Beverly Hills is set to become California’s first municipality to ban fracking after the city council unanimously voted Tuesday night to ban the controversial practice along with acidization and other extreme well stimulation techniques.
“I do believe in local control, and we are exerting our power as a city to say fracking is not a compatible land use in Beverly Hills,” councilmember John Mirsch said in a press release from advocacy group Food and Water Watch (FWW), which noted that the law will go into effect as soon as it is voted on a second time at an upcoming formal council meeting.
The ban on fracking -- or hydraulic fracturing, the process of blasting water, chemicals and sand into the earth to break up rocks to free oil and natural gas -- is something Mirsch says he hopes will catalyze change beyond affluent Beverly Hills. Southern California FWW organizer Brenna Norton told The Huffington Post that there are currently no known fracking or other well stimulation techniques taking place in the area.
“This is not a ‘not in my backyard issue’ -- it should not be in anyone’s back yard,” Mirsch continued. “And we also need to think long-term, even if our city is not a center of drilling -- injecting millions of gallons of water and chemicals at high pressure into the earth can't be good.”
Tuesday's city council meeting was attended by anti-fracking representatives from surrounding cities which also pushing to enact bans. One of those, Los Angeles, is currently drafting a motion to enact a fracking moratorium, Norton told HuffPost.
Environmentalists hold that there is no way to safely frack and that the practice needs to be outright banned. Advocates with Californians Against Fracking cite studies from the U.S. Environmental Protection Agency, U.S. Geological Survey and other research organizations that link fracking to significant air and water pollution and an increase in earthquakes.
“We look forward to seeing this ordinance take effect and setting a positive example for other communities and Governor [Jerry] Brown, who should immediately enact a statewide moratorium to protect all Californians,” Norton said in the press release.
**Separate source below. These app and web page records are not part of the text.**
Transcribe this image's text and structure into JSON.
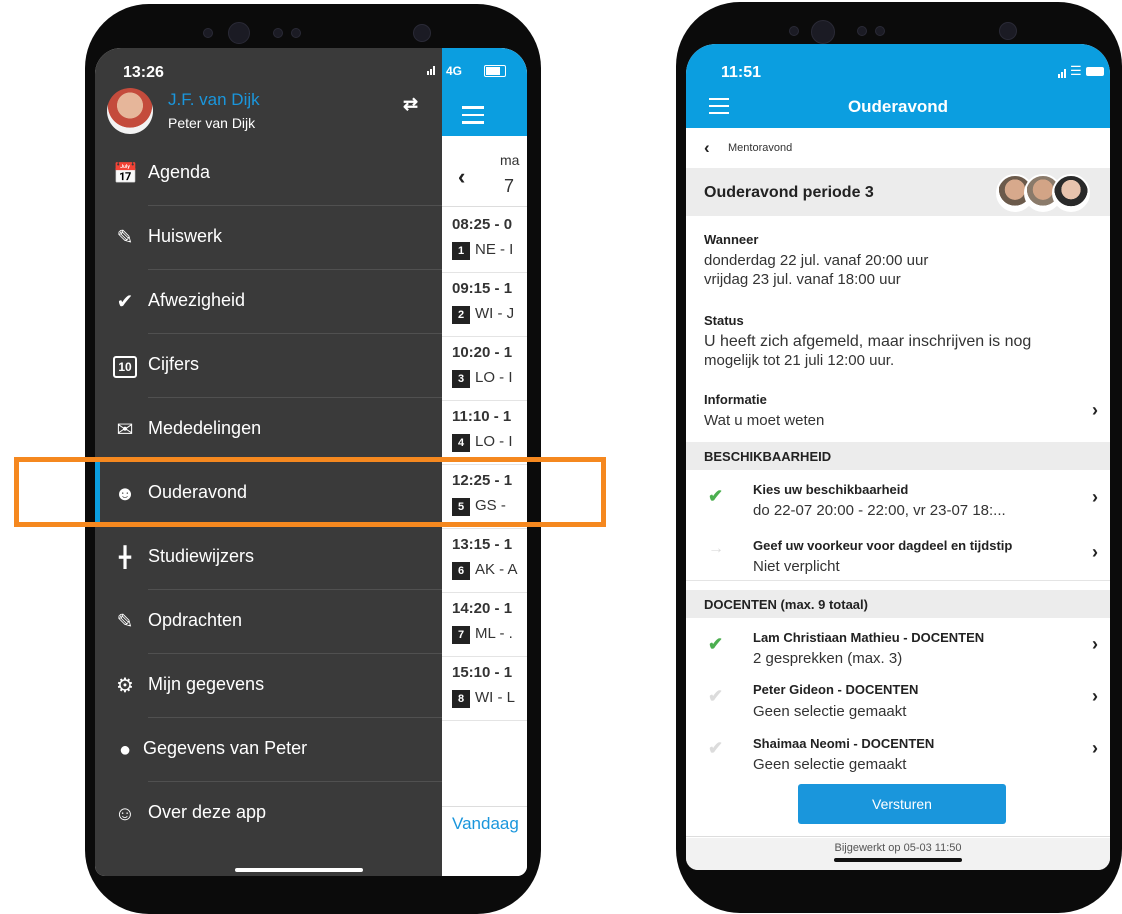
{
  "left_phone": {
    "status": {
      "time": "13:26",
      "network": "4G"
    },
    "profile": {
      "name": "J.F. van Dijk",
      "child": "Peter van Dijk"
    },
    "menu": [
      {
        "label": "Agenda",
        "icon": "calendar-icon"
      },
      {
        "label": "Huiswerk",
        "icon": "edit-icon"
      },
      {
        "label": "Afwezigheid",
        "icon": "check-circle-icon"
      },
      {
        "label": "Cijfers",
        "icon": "grades-icon"
      },
      {
        "label": "Mededelingen",
        "icon": "envelope-icon"
      },
      {
        "label": "Ouderavond",
        "icon": "parents-chat-icon",
        "active": true
      },
      {
        "label": "Studiewijzers",
        "icon": "signpost-icon"
      },
      {
        "label": "Opdrachten",
        "icon": "assignment-icon"
      },
      {
        "label": "Mijn gegevens",
        "icon": "gear-icon"
      },
      {
        "label": "Gegevens van Peter",
        "icon": "person-icon"
      },
      {
        "label": "Over deze app",
        "icon": "group-icon"
      }
    ],
    "behind": {
      "day": "ma",
      "date": "7",
      "rows": [
        {
          "time": "08:25 - 0",
          "badge": "1",
          "sub": "NE - I"
        },
        {
          "time": "09:15 - 1",
          "badge": "2",
          "sub": "WI - J"
        },
        {
          "time": "10:20 - 1",
          "badge": "3",
          "sub": "LO - I"
        },
        {
          "time": "11:10 - 1",
          "badge": "4",
          "sub": "LO - I"
        },
        {
          "time": "12:25 - 1",
          "badge": "5",
          "sub": "GS -"
        },
        {
          "time": "13:15 - 1",
          "badge": "6",
          "sub": "AK - A"
        },
        {
          "time": "14:20 - 1",
          "badge": "7",
          "sub": "ML - ."
        },
        {
          "time": "15:10 - 1",
          "badge": "8",
          "sub": "WI - L"
        }
      ],
      "today": "Vandaag"
    }
  },
  "right_phone": {
    "status": {
      "time": "11:51"
    },
    "title": "Ouderavond",
    "breadcrumb": "Mentoravond",
    "event_title": "Ouderavond periode 3",
    "when": {
      "label": "Wanneer",
      "line1": "donderdag 22 jul. vanaf 20:00 uur",
      "line2": "vrijdag 23 jul. vanaf 18:00 uur"
    },
    "status_info": {
      "label": "Status",
      "line1": "U heeft zich afgemeld, maar inschrijven is nog",
      "line2": "mogelijk tot 21 juli 12:00 uur."
    },
    "info": {
      "label": "Informatie",
      "value": "Wat u moet weten"
    },
    "availability": {
      "header": "BESCHIKBAARHEID",
      "items": [
        {
          "title": "Kies uw beschikbaarheid",
          "value": "do 22-07 20:00 - 22:00, vr 23-07 18:..."
        },
        {
          "title": "Geef uw voorkeur voor dagdeel en tijdstip",
          "value": "Niet verplicht"
        }
      ]
    },
    "teachers": {
      "header": "DOCENTEN (max. 9 totaal)",
      "items": [
        {
          "title": "Lam Christiaan Mathieu - DOCENTEN",
          "value": "2 gesprekken (max. 3)"
        },
        {
          "title": "Peter Gideon  - DOCENTEN",
          "value": "Geen selectie gemaakt"
        },
        {
          "title": "Shaimaa Neomi  - DOCENTEN",
          "value": "Geen selectie gemaakt"
        }
      ]
    },
    "submit_label": "Versturen",
    "footer": "Bijgewerkt op 05-03 11:50"
  },
  "colors": {
    "accent": "#0b9ee0",
    "highlight": "#f5881f",
    "check": "#4caf50",
    "drawer": "#3a3a3a"
  }
}
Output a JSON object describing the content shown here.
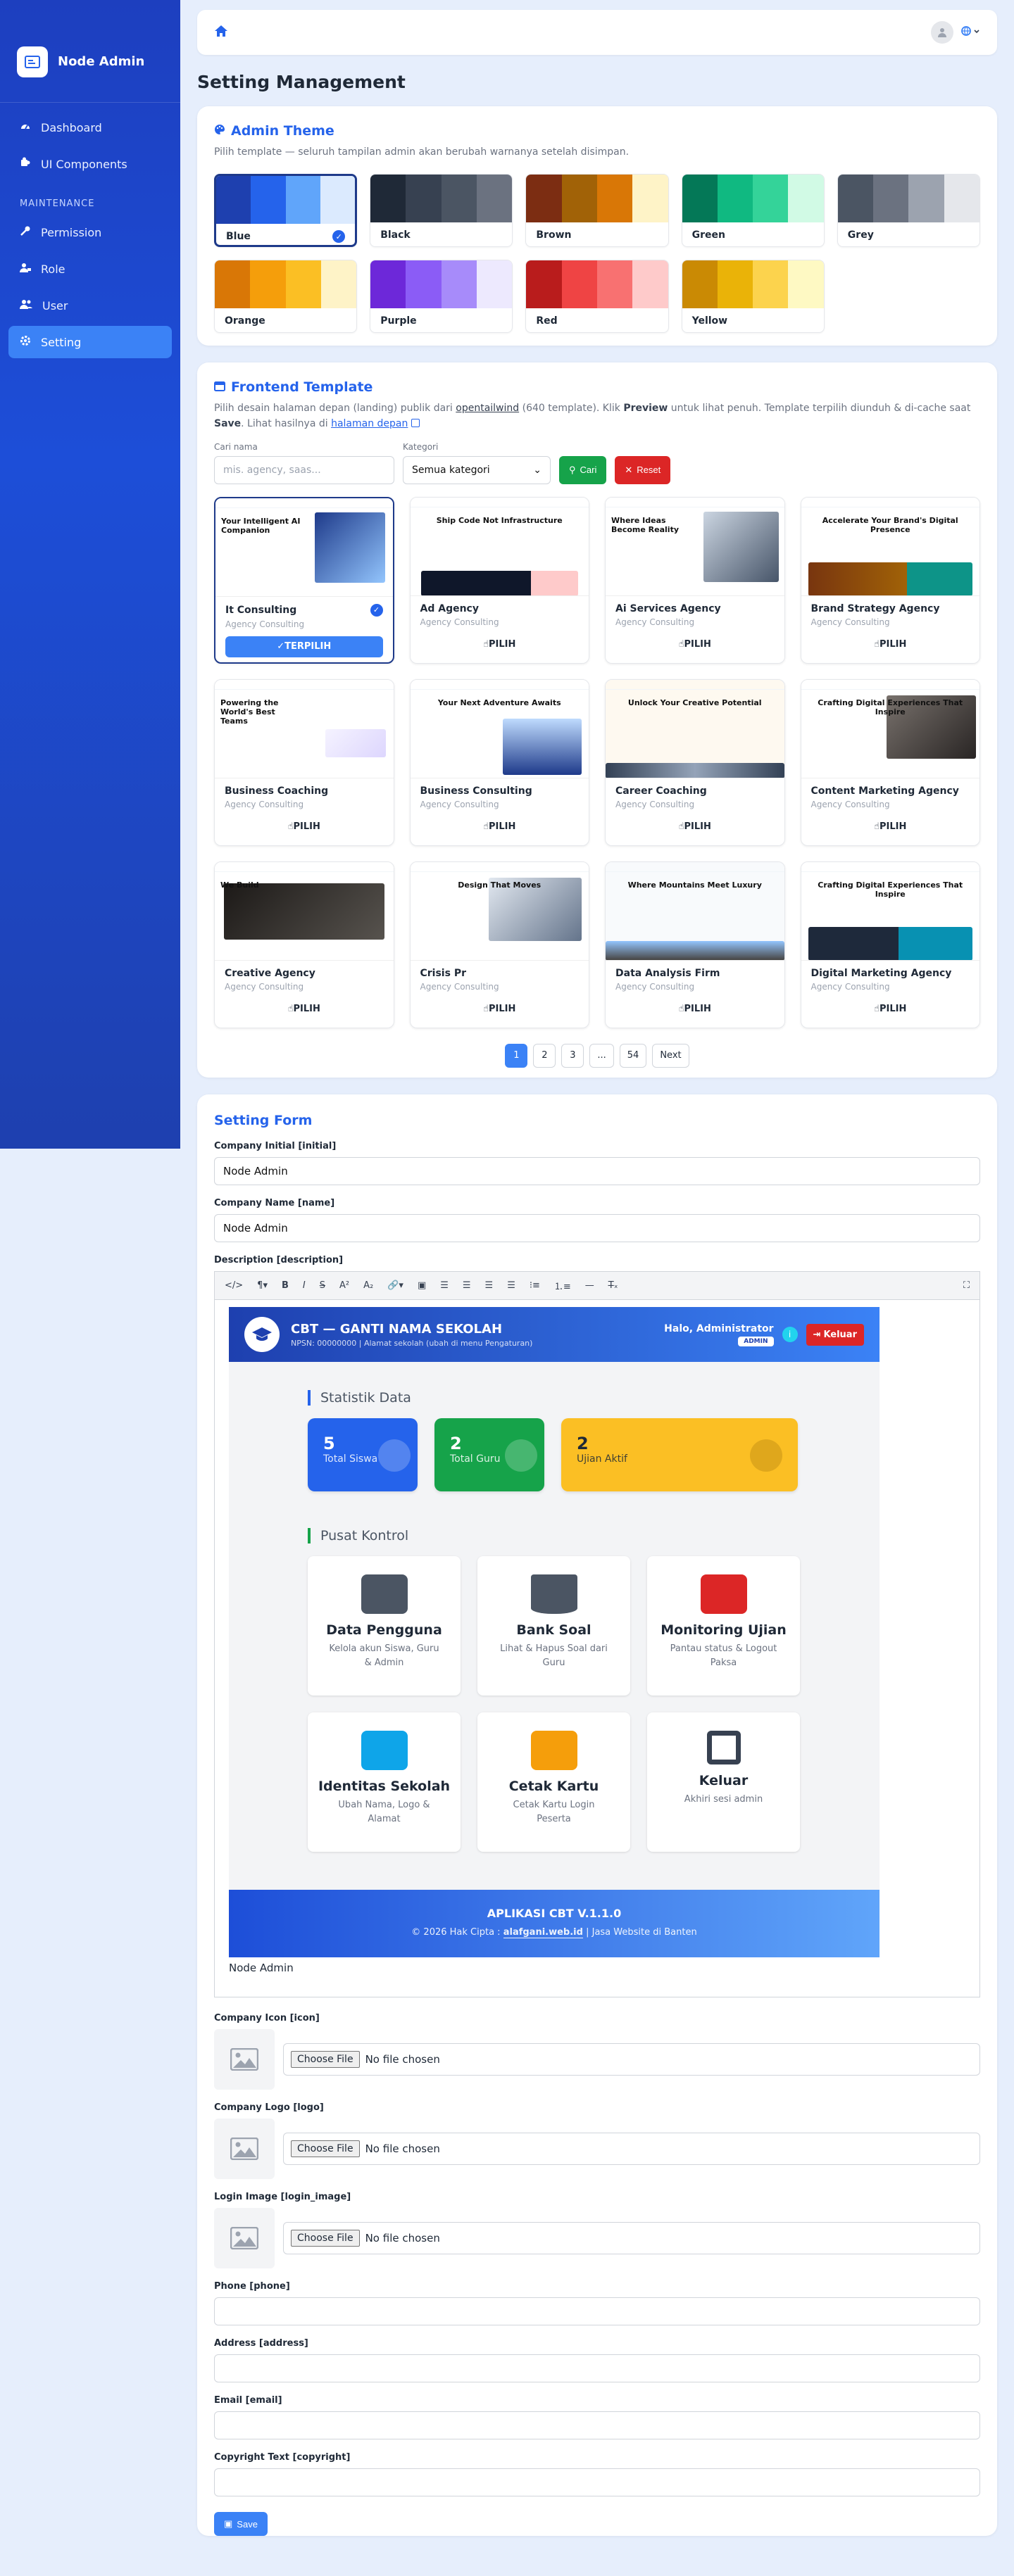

Despite pollution and health concerns raised by many groups, the California Department of Conservation maintains that “hydraulic fracturing has been used as a production stimulation method for more than 30 years with no reported damage to the environment.”